Minotaure dans une barque sauvant une femme (1937), Pablo Picasso. Private collection. Photo: Eric Baudouin; Courtesy Gagosian; © 2017 Estate of Pablo Picasso / Artists Rights Society (ARS), New York

What the Minotaur can tell us about Picasso

An exhibition documenting Picasso’s obsession with minotaurs and matadors is a curatorial triumph

2 May 2017
Apollo and Marsyas and the Judgement of Midas (1581), Melchior Meier. Metropolitan Museum of Art, New York

Ovid’s Metamorphoses is the ultimate sourcebook for artists

Ovid’s epic mythological poem has fired the imaginations of artists since the Renaissance

22 Apr 2017

Up close and personal with illuminated manuscripts

This is a gem of a book, full of scholarly insight

25 Jan 2017
screestage (2013), Phyllida Barlow. Photo: Danny Lawson/PA Wire

The Hepworth sculpture prize exhibition is completely baffling – in a good way

Materials range from concrete to soap bubbles; subjects include mass extinction and internet cats. This is a bizarre mix of work, but a fascinating one

23 Nov 2016
A RESTORATION (2016), Elizabeth Price, two-screen video still.

This is reckless restoration of the very best kind

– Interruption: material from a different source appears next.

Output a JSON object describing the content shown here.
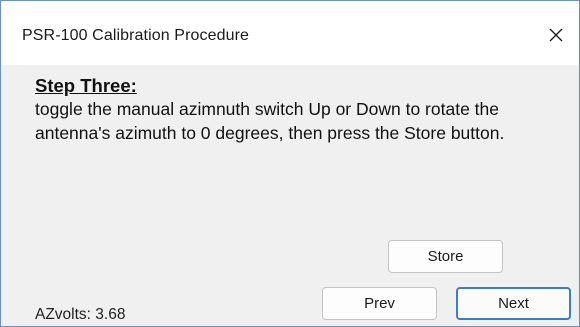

Elizabeth Price’s new video is an audacious act of extrapolation, that asks deep questions about our impulse to preserve, restore, and destroy

1 Apr 2016